If you’ve been following the news in Northern Ireland lately you might have noticed the serious political crisis emerging there, which has led to the resignation of the Deputy First Minister and the de facto resignation of the First Minister. Ostensibly the cause is a row over renewable energy incentives, but it points to deeper problems in Stormont’s power-sharing arrangement that threaten to undermine the legitimacy of Northern Irish institutions in the long term.
Today on The Provocateur I talk to Jamie Pow, who is a PhD student at Queen’s University Belfast, about his arguably radical solution to Northern Ireland’s institutional difficulties: an assembly of randomly-shared citizens that would deliberate on contentious legislative matters. We discuss the experience of other places where citizens’ assemblies have been tried, the particular challenges faced by the Northern Irish context and future directions for his research.
You can listen to the podcast here:
Brennan, J. (2011) ‘The Right to a Competent Electorate’, The Philosophical Quarterly 61(245), pp. 700-724.
_____ (2012) The Ethics of Voting. Princeton: Princeton University Press.
Fishkin, J. S. (2009) When the People Speak: Deliberative Democracy and Public Consultation. Oxford: Oxford University Press.
McCrudden, C. et al. (2016) ‘Why Northern Ireland’s Institutions Need Stability’, Government and Opposition 51(1), pp. 30-58.
McEvoy, J. and B. O’Leary (eds.) (2013) Power-Sharing in Deeply Divided Places. Philadelphia: University of Pennsylvania Press.
Norris, P. (2011) Democratic Deficit: Critical Citizens Revisited.

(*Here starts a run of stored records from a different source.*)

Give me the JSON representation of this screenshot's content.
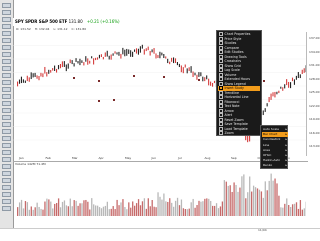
{
  "chart": {
    "symbol": "SPY SPDR S&P 500 ETF",
    "last": "131.80",
    "change": "+0.21 (+0.16%)",
    "ohlc": [
      "O: 131.52",
      "H: 132.04",
      "L: 131.12",
      "C: 131.80"
    ],
    "volume_label": "Volume 142M 71.4M",
    "y_ticks": [
      "137.00",
      "134.00",
      "131.00",
      "128.00",
      "125.00",
      "122.00",
      "119.00",
      "116.00",
      "113.00"
    ],
    "x_ticks": [
      "Jan",
      "Feb",
      "Mar",
      "Apr",
      "May",
      "Jun",
      "Jul",
      "Aug",
      "Sep",
      "Oct",
      "Nov"
    ],
    "date": "11/04"
  },
  "context_menu": {
    "items": [
      "Chart Properties",
      "Price Style",
      "Studies",
      "Compare",
      "Edit Studies",
      "Drawing Tools",
      "Crosshairs",
      "Show Grid",
      "Log Scale",
      "Volume",
      "Extended Hours",
      "Show Legend",
      "Insert Study",
      "Trendline",
      "Horizontal Line",
      "Fibonacci",
      "Text Note",
      "Arrow",
      "Alert",
      "Reset Zoom",
      "Save Template",
      "Load Template",
      "Zoom"
    ],
    "highlighted_index": 12
  },
  "submenu": {
    "items": [
      "Auto Scale",
      "Bar Chart",
      "Candlestick",
      "Line",
      "Area",
      "OHLC",
      "Heikin-Ashi",
      "Renko"
    ],
    "highlighted_index": 1
  }
}
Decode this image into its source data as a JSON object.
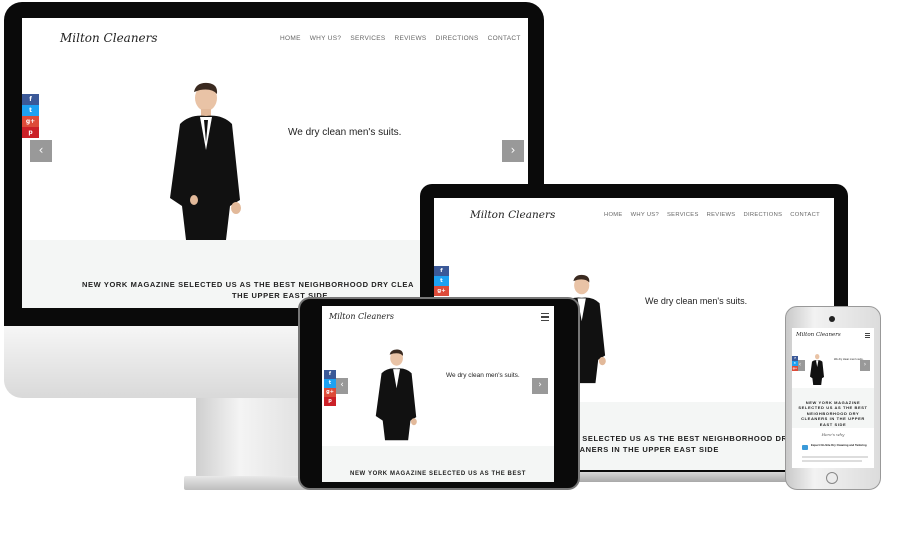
{
  "site": {
    "logo": "Milton Cleaners",
    "nav": [
      "HOME",
      "WHY US?",
      "SERVICES",
      "REVIEWS",
      "DIRECTIONS",
      "CONTACT"
    ],
    "tagline": "We dry clean men's suits.",
    "arrows": {
      "prev": "‹",
      "next": "›"
    },
    "social": [
      {
        "name": "facebook",
        "glyph": "f"
      },
      {
        "name": "twitter",
        "glyph": "t"
      },
      {
        "name": "google-plus",
        "glyph": "g+"
      },
      {
        "name": "pinterest",
        "glyph": "p"
      }
    ],
    "colors": {
      "facebook": "#3b5998",
      "twitter": "#1da1f2",
      "google_plus": "#dd4b39",
      "pinterest": "#cb2027",
      "arrow": "#999999",
      "band": "#f4f6f5"
    }
  },
  "desktop": {
    "band_line1": "NEW YORK MAGAZINE SELECTED US AS THE BEST NEIGHBORHOOD DRY CLEA",
    "band_line2": "THE UPPER EAST SIDE"
  },
  "laptop": {
    "band_line1": "E SELECTED US AS THE BEST NEIGHBORHOOD DRY",
    "band_line2": "EANERS IN THE UPPER EAST SIDE"
  },
  "tablet": {
    "band_line1": "NEW YORK MAGAZINE SELECTED US AS THE BEST"
  },
  "phone": {
    "band_text": "NEW YORK MAGAZINE SELECTED US AS THE BEST NEIGHBORHOOD DRY CLEANERS IN THE UPPER EAST SIDE",
    "section_heading": "Here's why",
    "feature_title": "Expert On-Site Dry Cleaning and Tailoring"
  }
}
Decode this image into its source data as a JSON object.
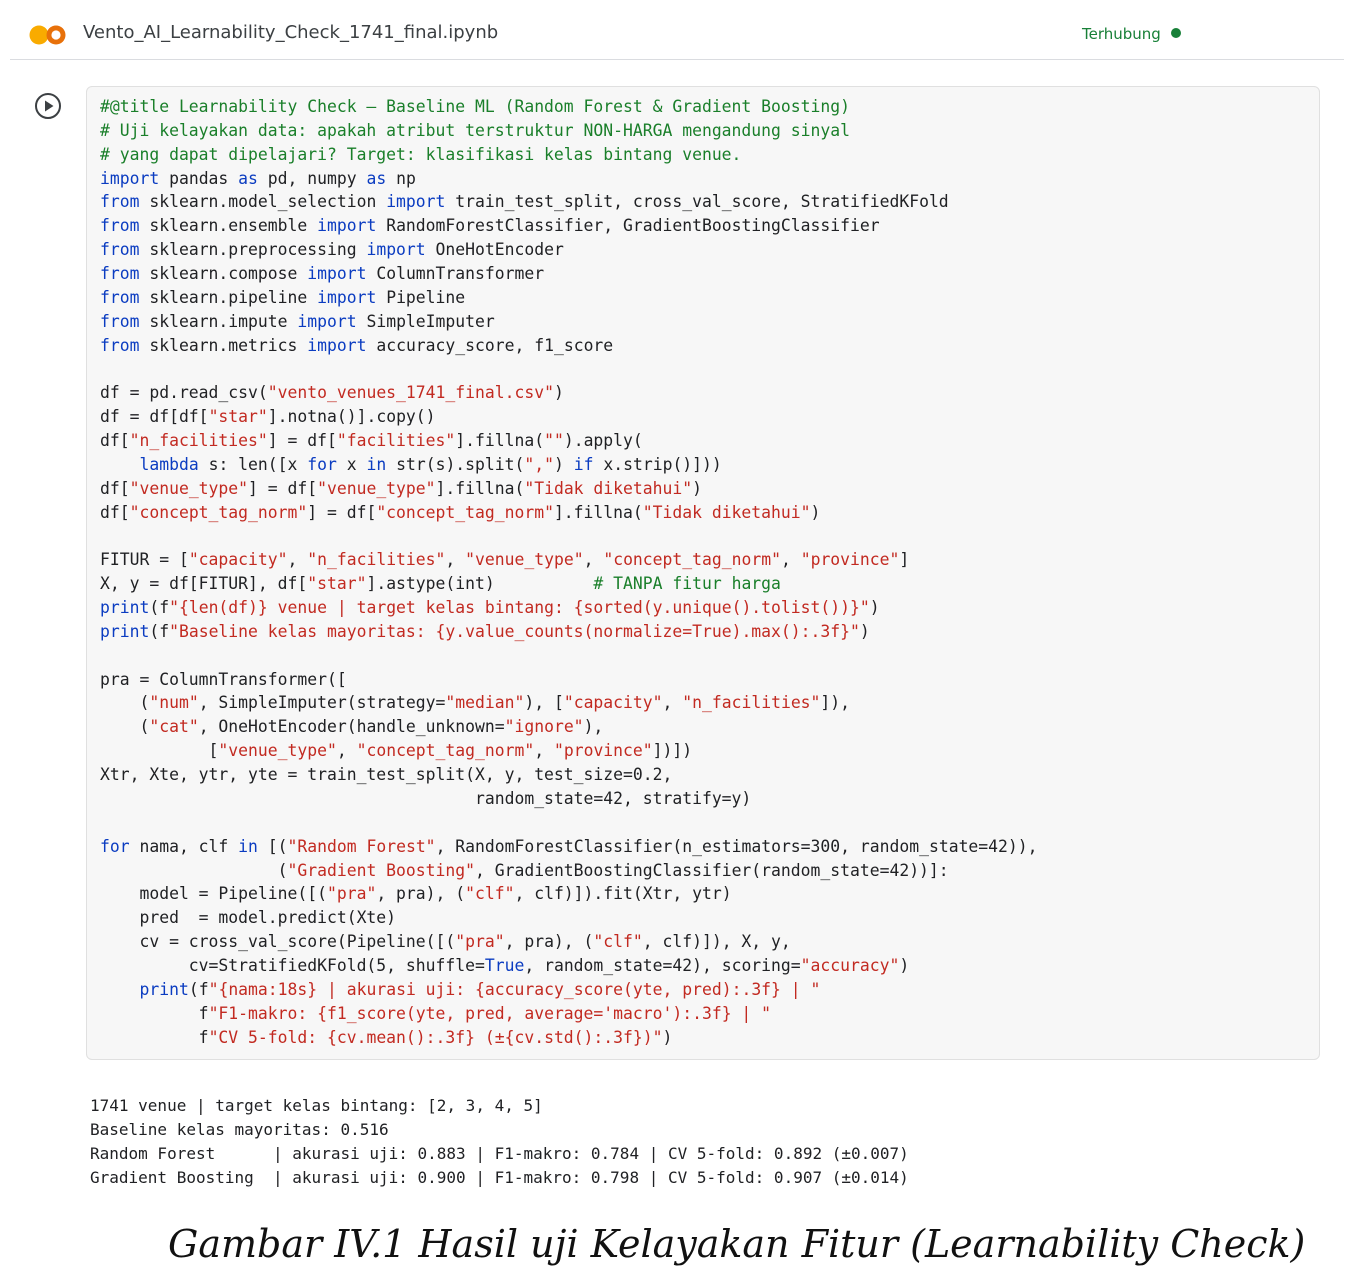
{
  "header": {
    "filename": "Vento_AI_Learnability_Check_1741_final.ipynb",
    "status": "Terhubung",
    "logo_icon": "colab-logo-icon",
    "status_color": "#188038"
  },
  "cell": {
    "run_icon": "play-circle-icon",
    "code_lines": [
      [
        {
          "t": "#@title Learnability Check — Baseline ML (Random Forest & Gradient Boosting)",
          "c": "cm"
        }
      ],
      [
        {
          "t": "# Uji kelayakan data: apakah atribut terstruktur NON-HARGA mengandung sinyal",
          "c": "cm"
        }
      ],
      [
        {
          "t": "# yang dapat dipelajari? Target: klasifikasi kelas bintang venue.",
          "c": "cm"
        }
      ],
      [
        {
          "t": "import",
          "c": "kw"
        },
        {
          "t": " pandas "
        },
        {
          "t": "as",
          "c": "kw"
        },
        {
          "t": " pd, numpy "
        },
        {
          "t": "as",
          "c": "kw"
        },
        {
          "t": " np"
        }
      ],
      [
        {
          "t": "from",
          "c": "kw"
        },
        {
          "t": " sklearn.model_selection "
        },
        {
          "t": "import",
          "c": "kw"
        },
        {
          "t": " train_test_split, cross_val_score, StratifiedKFold"
        }
      ],
      [
        {
          "t": "from",
          "c": "kw"
        },
        {
          "t": " sklearn.ensemble "
        },
        {
          "t": "import",
          "c": "kw"
        },
        {
          "t": " RandomForestClassifier, GradientBoostingClassifier"
        }
      ],
      [
        {
          "t": "from",
          "c": "kw"
        },
        {
          "t": " sklearn.preprocessing "
        },
        {
          "t": "import",
          "c": "kw"
        },
        {
          "t": " OneHotEncoder"
        }
      ],
      [
        {
          "t": "from",
          "c": "kw"
        },
        {
          "t": " sklearn.compose "
        },
        {
          "t": "import",
          "c": "kw"
        },
        {
          "t": " ColumnTransformer"
        }
      ],
      [
        {
          "t": "from",
          "c": "kw"
        },
        {
          "t": " sklearn.pipeline "
        },
        {
          "t": "import",
          "c": "kw"
        },
        {
          "t": " Pipeline"
        }
      ],
      [
        {
          "t": "from",
          "c": "kw"
        },
        {
          "t": " sklearn.impute "
        },
        {
          "t": "import",
          "c": "kw"
        },
        {
          "t": " SimpleImputer"
        }
      ],
      [
        {
          "t": "from",
          "c": "kw"
        },
        {
          "t": " sklearn.metrics "
        },
        {
          "t": "import",
          "c": "kw"
        },
        {
          "t": " accuracy_score, f1_score"
        }
      ],
      [],
      [
        {
          "t": "df = pd.read_csv("
        },
        {
          "t": "\"vento_venues_1741_final.csv\"",
          "c": "str"
        },
        {
          "t": ")"
        }
      ],
      [
        {
          "t": "df = df[df["
        },
        {
          "t": "\"star\"",
          "c": "str"
        },
        {
          "t": "].notna()].copy()"
        }
      ],
      [
        {
          "t": "df["
        },
        {
          "t": "\"n_facilities\"",
          "c": "str"
        },
        {
          "t": "] = df["
        },
        {
          "t": "\"facilities\"",
          "c": "str"
        },
        {
          "t": "].fillna("
        },
        {
          "t": "\"\"",
          "c": "str"
        },
        {
          "t": ").apply("
        }
      ],
      [
        {
          "t": "    "
        },
        {
          "t": "lambda",
          "c": "kw"
        },
        {
          "t": " s: len([x "
        },
        {
          "t": "for",
          "c": "kw"
        },
        {
          "t": " x "
        },
        {
          "t": "in",
          "c": "kw"
        },
        {
          "t": " str(s).split("
        },
        {
          "t": "\",\"",
          "c": "str"
        },
        {
          "t": ") "
        },
        {
          "t": "if",
          "c": "kw"
        },
        {
          "t": " x.strip()]))"
        }
      ],
      [
        {
          "t": "df["
        },
        {
          "t": "\"venue_type\"",
          "c": "str"
        },
        {
          "t": "] = df["
        },
        {
          "t": "\"venue_type\"",
          "c": "str"
        },
        {
          "t": "].fillna("
        },
        {
          "t": "\"Tidak diketahui\"",
          "c": "str"
        },
        {
          "t": ")"
        }
      ],
      [
        {
          "t": "df["
        },
        {
          "t": "\"concept_tag_norm\"",
          "c": "str"
        },
        {
          "t": "] = df["
        },
        {
          "t": "\"concept_tag_norm\"",
          "c": "str"
        },
        {
          "t": "].fillna("
        },
        {
          "t": "\"Tidak diketahui\"",
          "c": "str"
        },
        {
          "t": ")"
        }
      ],
      [],
      [
        {
          "t": "FITUR = ["
        },
        {
          "t": "\"capacity\"",
          "c": "str"
        },
        {
          "t": ", "
        },
        {
          "t": "\"n_facilities\"",
          "c": "str"
        },
        {
          "t": ", "
        },
        {
          "t": "\"venue_type\"",
          "c": "str"
        },
        {
          "t": ", "
        },
        {
          "t": "\"concept_tag_norm\"",
          "c": "str"
        },
        {
          "t": ", "
        },
        {
          "t": "\"province\"",
          "c": "str"
        },
        {
          "t": "]"
        }
      ],
      [
        {
          "t": "X, y = df[FITUR], df["
        },
        {
          "t": "\"star\"",
          "c": "str"
        },
        {
          "t": "].astype(int)          "
        },
        {
          "t": "# TANPA fitur harga",
          "c": "cm"
        }
      ],
      [
        {
          "t": "print",
          "c": "kw"
        },
        {
          "t": "(f"
        },
        {
          "t": "\"{len(df)} venue | target kelas bintang: {sorted(y.unique().tolist())}\"",
          "c": "str"
        },
        {
          "t": ")"
        }
      ],
      [
        {
          "t": "print",
          "c": "kw"
        },
        {
          "t": "(f"
        },
        {
          "t": "\"Baseline kelas mayoritas: {y.value_counts(normalize=True).max():.3f}\"",
          "c": "str"
        },
        {
          "t": ")"
        }
      ],
      [],
      [
        {
          "t": "pra = ColumnTransformer(["
        }
      ],
      [
        {
          "t": "    ("
        },
        {
          "t": "\"num\"",
          "c": "str"
        },
        {
          "t": ", SimpleImputer(strategy="
        },
        {
          "t": "\"median\"",
          "c": "str"
        },
        {
          "t": "), ["
        },
        {
          "t": "\"capacity\"",
          "c": "str"
        },
        {
          "t": ", "
        },
        {
          "t": "\"n_facilities\"",
          "c": "str"
        },
        {
          "t": "]),"
        }
      ],
      [
        {
          "t": "    ("
        },
        {
          "t": "\"cat\"",
          "c": "str"
        },
        {
          "t": ", OneHotEncoder(handle_unknown="
        },
        {
          "t": "\"ignore\"",
          "c": "str"
        },
        {
          "t": "),"
        }
      ],
      [
        {
          "t": "           ["
        },
        {
          "t": "\"venue_type\"",
          "c": "str"
        },
        {
          "t": ", "
        },
        {
          "t": "\"concept_tag_norm\"",
          "c": "str"
        },
        {
          "t": ", "
        },
        {
          "t": "\"province\"",
          "c": "str"
        },
        {
          "t": "])])"
        }
      ],
      [
        {
          "t": "Xtr, Xte, ytr, yte = train_test_split(X, y, test_size=0.2,"
        }
      ],
      [
        {
          "t": "                                      random_state=42, stratify=y)"
        }
      ],
      [],
      [
        {
          "t": "for",
          "c": "kw"
        },
        {
          "t": " nama, clf "
        },
        {
          "t": "in",
          "c": "kw"
        },
        {
          "t": " [("
        },
        {
          "t": "\"Random Forest\"",
          "c": "str"
        },
        {
          "t": ", RandomForestClassifier(n_estimators=300, random_state=42)),"
        }
      ],
      [
        {
          "t": "                  ("
        },
        {
          "t": "\"Gradient Boosting\"",
          "c": "str"
        },
        {
          "t": ", GradientBoostingClassifier(random_state=42))]:"
        }
      ],
      [
        {
          "t": "    model = Pipeline([("
        },
        {
          "t": "\"pra\"",
          "c": "str"
        },
        {
          "t": ", pra), ("
        },
        {
          "t": "\"clf\"",
          "c": "str"
        },
        {
          "t": ", clf)]).fit(Xtr, ytr)"
        }
      ],
      [
        {
          "t": "    pred  = model.predict(Xte)"
        }
      ],
      [
        {
          "t": "    cv = cross_val_score(Pipeline([("
        },
        {
          "t": "\"pra\"",
          "c": "str"
        },
        {
          "t": ", pra), ("
        },
        {
          "t": "\"clf\"",
          "c": "str"
        },
        {
          "t": ", clf)]), X, y,"
        }
      ],
      [
        {
          "t": "         cv=StratifiedKFold(5, shuffle="
        },
        {
          "t": "True",
          "c": "kw"
        },
        {
          "t": ", random_state=42), scoring="
        },
        {
          "t": "\"accuracy\"",
          "c": "str"
        },
        {
          "t": ")"
        }
      ],
      [
        {
          "t": "    "
        },
        {
          "t": "print",
          "c": "kw"
        },
        {
          "t": "(f"
        },
        {
          "t": "\"{nama:18s} | akurasi uji: {accuracy_score(yte, pred):.3f} | \"",
          "c": "str"
        }
      ],
      [
        {
          "t": "          f"
        },
        {
          "t": "\"F1-makro: {f1_score(yte, pred, average='macro'):.3f} | \"",
          "c": "str"
        }
      ],
      [
        {
          "t": "          f"
        },
        {
          "t": "\"CV 5-fold: {cv.mean():.3f} (±{cv.std():.3f})\"",
          "c": "str"
        },
        {
          "t": ")"
        }
      ]
    ]
  },
  "output": {
    "lines": [
      "1741 venue | target kelas bintang: [2, 3, 4, 5]",
      "Baseline kelas mayoritas: 0.516",
      "Random Forest      | akurasi uji: 0.883 | F1-makro: 0.784 | CV 5-fold: 0.892 (±0.007)",
      "Gradient Boosting  | akurasi uji: 0.900 | F1-makro: 0.798 | CV 5-fold: 0.907 (±0.014)"
    ]
  },
  "caption": "Gambar IV.1 Hasil uji Kelayakan Fitur (Learnability Check)"
}
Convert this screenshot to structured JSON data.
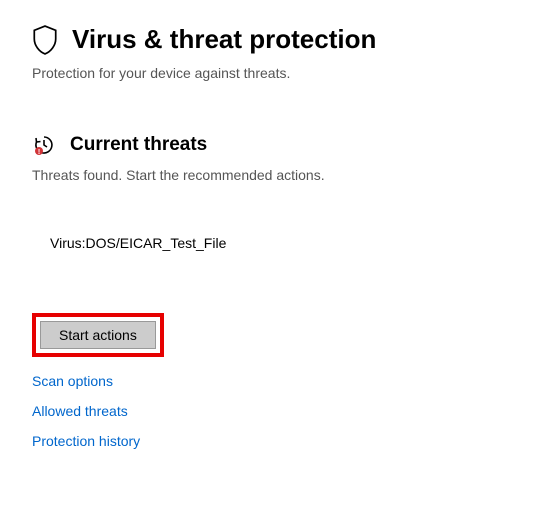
{
  "header": {
    "title": "Virus & threat protection",
    "subtitle": "Protection for your device against threats."
  },
  "current_threats": {
    "title": "Current threats",
    "subtitle": "Threats found. Start the recommended actions.",
    "items": [
      {
        "name": "Virus:DOS/EICAR_Test_File"
      }
    ]
  },
  "actions": {
    "start_label": "Start actions"
  },
  "links": {
    "scan_options": "Scan options",
    "allowed_threats": "Allowed threats",
    "protection_history": "Protection history"
  }
}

Cambridge: Cambridge University Press.
van Reybrouck, D. (2016) Against Elections: The Case for Democracy, trans. Liz Waters. London: Penguin Random House.